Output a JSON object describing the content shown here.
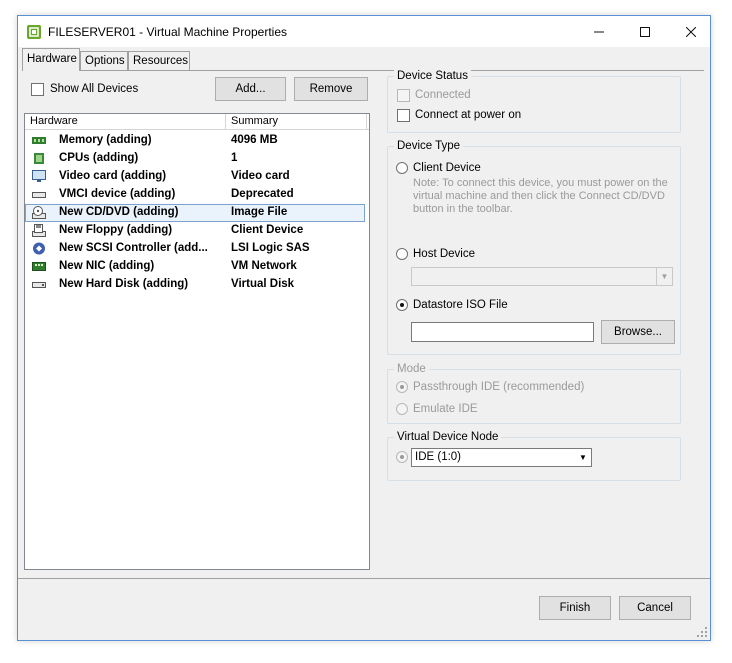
{
  "window": {
    "title": "FILESERVER01 - Virtual Machine Properties",
    "controls": {
      "minimize": "—",
      "maximize": "☐",
      "close": "✕"
    }
  },
  "tabs": [
    {
      "label": "Hardware",
      "active": true
    },
    {
      "label": "Options",
      "active": false
    },
    {
      "label": "Resources",
      "active": false
    }
  ],
  "hardware_panel": {
    "show_all_devices_label": "Show All Devices",
    "show_all_devices_checked": false,
    "add_button": "Add...",
    "remove_button": "Remove",
    "columns": [
      "Hardware",
      "Summary"
    ],
    "rows": [
      {
        "hardware": "Memory (adding)",
        "summary": "4096 MB",
        "icon": "memory-icon",
        "selected": false
      },
      {
        "hardware": "CPUs (adding)",
        "summary": "1",
        "icon": "cpu-icon",
        "selected": false
      },
      {
        "hardware": "Video card  (adding)",
        "summary": "Video card",
        "icon": "monitor-icon",
        "selected": false
      },
      {
        "hardware": "VMCI device (adding)",
        "summary": "Deprecated",
        "icon": "vmci-icon",
        "selected": false
      },
      {
        "hardware": "New CD/DVD (adding)",
        "summary": "Image File",
        "icon": "cd-dvd-icon",
        "selected": true
      },
      {
        "hardware": "New Floppy (adding)",
        "summary": "Client Device",
        "icon": "floppy-icon",
        "selected": false
      },
      {
        "hardware": "New SCSI Controller (add...",
        "summary": "LSI Logic SAS",
        "icon": "scsi-icon",
        "selected": false
      },
      {
        "hardware": "New NIC (adding)",
        "summary": "VM Network",
        "icon": "nic-icon",
        "selected": false
      },
      {
        "hardware": "New Hard Disk (adding)",
        "summary": "Virtual Disk",
        "icon": "hard-disk-icon",
        "selected": false
      }
    ]
  },
  "device_status": {
    "title": "Device Status",
    "connected_label": "Connected",
    "connected_checked": false,
    "connect_at_power_on_label": "Connect at power on",
    "connect_at_power_on_checked": false
  },
  "device_type": {
    "title": "Device Type",
    "client_device_label": "Client Device",
    "client_note": "Note: To connect this device, you must power on the virtual machine and then click the Connect CD/DVD button in the toolbar.",
    "host_device_label": "Host Device",
    "host_device_value": "",
    "datastore_iso_label": "Datastore ISO File",
    "datastore_iso_value": "",
    "browse_button": "Browse...",
    "selected": "datastore_iso"
  },
  "mode": {
    "title": "Mode",
    "passthrough_label": "Passthrough IDE (recommended)",
    "emulate_label": "Emulate IDE",
    "selected": "passthrough"
  },
  "virtual_device_node": {
    "title": "Virtual Device Node",
    "value": "IDE (1:0)"
  },
  "footer": {
    "finish_button": "Finish",
    "cancel_button": "Cancel"
  }
}
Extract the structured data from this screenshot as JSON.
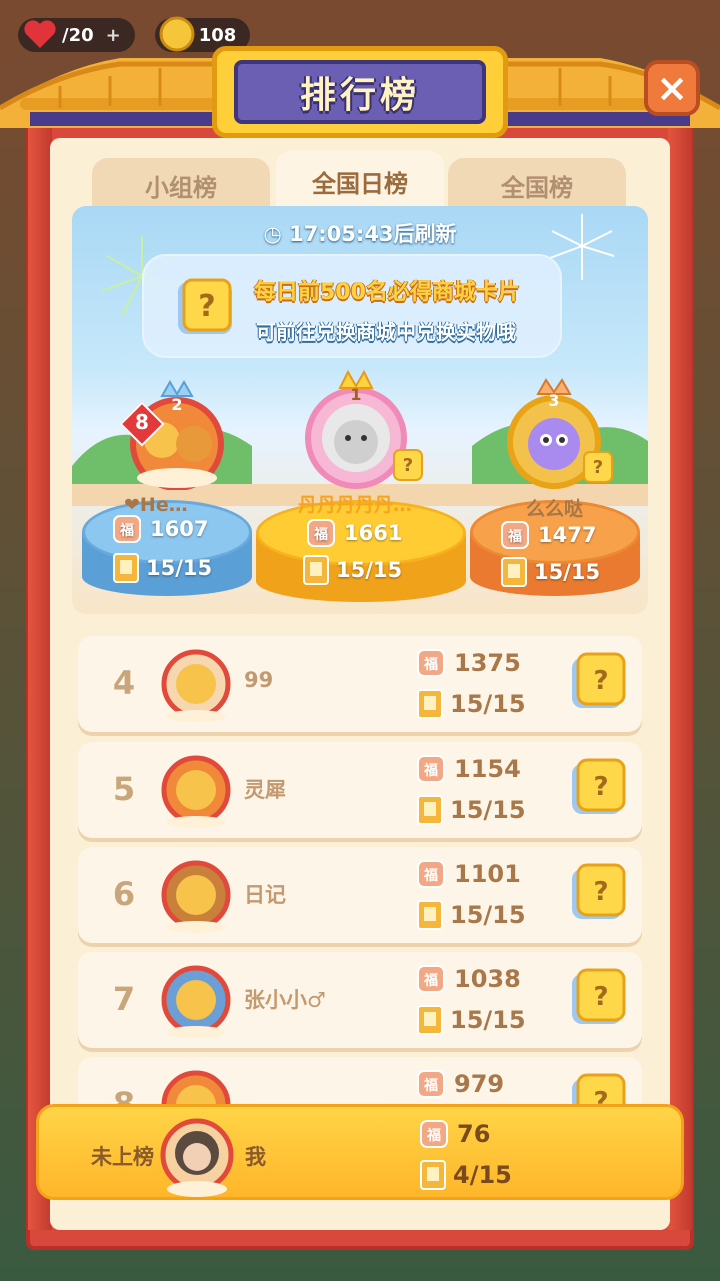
{
  "hud": {
    "lives": "/20",
    "coins": "108",
    "plus": "+"
  },
  "title": "排行榜",
  "close_label": "×",
  "tabs": [
    {
      "label": "小组榜",
      "active": false
    },
    {
      "label": "全国日榜",
      "active": true
    },
    {
      "label": "全国榜",
      "active": false
    }
  ],
  "refresh_text": "17:05:43后刷新",
  "banner": {
    "line1": "每日前500名必得商城卡片",
    "line2": "可前往兑换商城中兑换实物哦"
  },
  "podium": {
    "first": {
      "rank": "1",
      "name": "丹丹丹丹丹…",
      "score": "1661",
      "progress": "15/15"
    },
    "second": {
      "rank": "2",
      "name": "❤He…",
      "badge": "8",
      "score": "1607",
      "progress": "15/15"
    },
    "third": {
      "rank": "3",
      "name": "么么哒",
      "score": "1477",
      "progress": "15/15"
    }
  },
  "rows": [
    {
      "rank": "4",
      "name": "99",
      "score": "1375",
      "progress": "15/15"
    },
    {
      "rank": "5",
      "name": "灵犀",
      "score": "1154",
      "progress": "15/15"
    },
    {
      "rank": "6",
      "name": "日记",
      "score": "1101",
      "progress": "15/15"
    },
    {
      "rank": "7",
      "name": "张小小♂",
      "score": "1038",
      "progress": "15/15"
    },
    {
      "rank": "8",
      "name": "",
      "score": "979",
      "progress": ""
    }
  ],
  "me": {
    "rank_label": "未上榜",
    "name": "我",
    "score": "76",
    "progress": "4/15"
  },
  "colors": {
    "frame": "#d9483a",
    "panel": "#fbefd6",
    "accent": "#ffcf3a",
    "title_board": "#6a5fb2"
  }
}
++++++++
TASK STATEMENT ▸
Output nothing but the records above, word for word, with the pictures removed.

RESULT OF THIS TASK ▸
Output a JSON object describing the content shown here.
{
  "window": {
    "title": "FILESERVER01 - Virtual Machine Properties",
    "controls": {
      "minimize": "—",
      "maximize": "☐",
      "close": "✕"
    }
  },
  "tabs": [
    {
      "label": "Hardware",
      "active": true
    },
    {
      "label": "Options",
      "active": false
    },
    {
      "label": "Resources",
      "active": false
    }
  ],
  "hardware_panel": {
    "show_all_devices_label": "Show All Devices",
    "show_all_devices_checked": false,
    "add_button": "Add...",
    "remove_button": "Remove",
    "columns": [
      "Hardware",
      "Summary"
    ],
    "rows": [
      {
        "hardware": "Memory (adding)",
        "summary": "4096 MB",
        "icon": "memory-icon",
        "selected": false
      },
      {
        "hardware": "CPUs (adding)",
        "summary": "1",
        "icon": "cpu-icon",
        "selected": false
      },
      {
        "hardware": "Video card  (adding)",
        "summary": "Video card",
        "icon": "monitor-icon",
        "selected": false
      },
      {
        "hardware": "VMCI device (adding)",
        "summary": "Deprecated",
        "icon": "vmci-icon",
        "selected": false
      },
      {
        "hardware": "New CD/DVD (adding)",
        "summary": "Image File",
        "icon": "cd-dvd-icon",
        "selected": true
      },
      {
        "hardware": "New Floppy (adding)",
        "summary": "Client Device",
        "icon": "floppy-icon",
        "selected": false
      },
      {
        "hardware": "New SCSI Controller (add...",
        "summary": "LSI Logic SAS",
        "icon": "scsi-icon",
        "selected": false
      },
      {
        "hardware": "New NIC (adding)",
        "summary": "VM Network",
        "icon": "nic-icon",
        "selected": false
      },
      {
        "hardware": "New Hard Disk (adding)",
        "summary": "Virtual Disk",
        "icon": "hard-disk-icon",
        "selected": false
      }
    ]
  },
  "device_status": {
    "title": "Device Status",
    "connected_label": "Connected",
    "connected_checked": false,
    "connect_at_power_on_label": "Connect at power on",
    "connect_at_power_on_checked": false
  },
  "device_type": {
    "title": "Device Type",
    "client_device_label": "Client Device",
    "client_note": "Note: To connect this device, you must power on the virtual machine and then click the Connect CD/DVD button in the toolbar.",
    "host_device_label": "Host Device",
    "host_device_value": "",
    "datastore_iso_label": "Datastore ISO File",
    "datastore_iso_value": "",
    "browse_button": "Browse...",
    "selected": "datastore_iso"
  },
  "mode": {
    "title": "Mode",
    "passthrough_label": "Passthrough IDE (recommended)",
    "emulate_label": "Emulate IDE",
    "selected": "passthrough"
  },
  "virtual_device_node": {
    "title": "Virtual Device Node",
    "value": "IDE (1:0)"
  },
  "footer": {
    "finish_button": "Finish",
    "cancel_button": "Cancel"
  }
}
Extract the structured data from this screenshot as JSON.
{
  "hud": {
    "lives": "/20",
    "coins": "108",
    "plus": "+"
  },
  "title": "排行榜",
  "close_label": "×",
  "tabs": [
    {
      "label": "小组榜",
      "active": false
    },
    {
      "label": "全国日榜",
      "active": true
    },
    {
      "label": "全国榜",
      "active": false
    }
  ],
  "refresh_text": "17:05:43后刷新",
  "banner": {
    "line1": "每日前500名必得商城卡片",
    "line2": "可前往兑换商城中兑换实物哦"
  },
  "podium": {
    "first": {
      "rank": "1",
      "name": "丹丹丹丹丹…",
      "score": "1661",
      "progress": "15/15"
    },
    "second": {
      "rank": "2",
      "name": "❤He…",
      "badge": "8",
      "score": "1607",
      "progress": "15/15"
    },
    "third": {
      "rank": "3",
      "name": "么么哒",
      "score": "1477",
      "progress": "15/15"
    }
  },
  "rows": [
    {
      "rank": "4",
      "name": "99",
      "score": "1375",
      "progress": "15/15"
    },
    {
      "rank": "5",
      "name": "灵犀",
      "score": "1154",
      "progress": "15/15"
    },
    {
      "rank": "6",
      "name": "日记",
      "score": "1101",
      "progress": "15/15"
    },
    {
      "rank": "7",
      "name": "张小小♂",
      "score": "1038",
      "progress": "15/15"
    },
    {
      "rank": "8",
      "name": "",
      "score": "979",
      "progress": ""
    }
  ],
  "me": {
    "rank_label": "未上榜",
    "name": "我",
    "score": "76",
    "progress": "4/15"
  },
  "colors": {
    "frame": "#d9483a",
    "panel": "#fbefd6",
    "accent": "#ffcf3a",
    "title_board": "#6a5fb2"
  }
}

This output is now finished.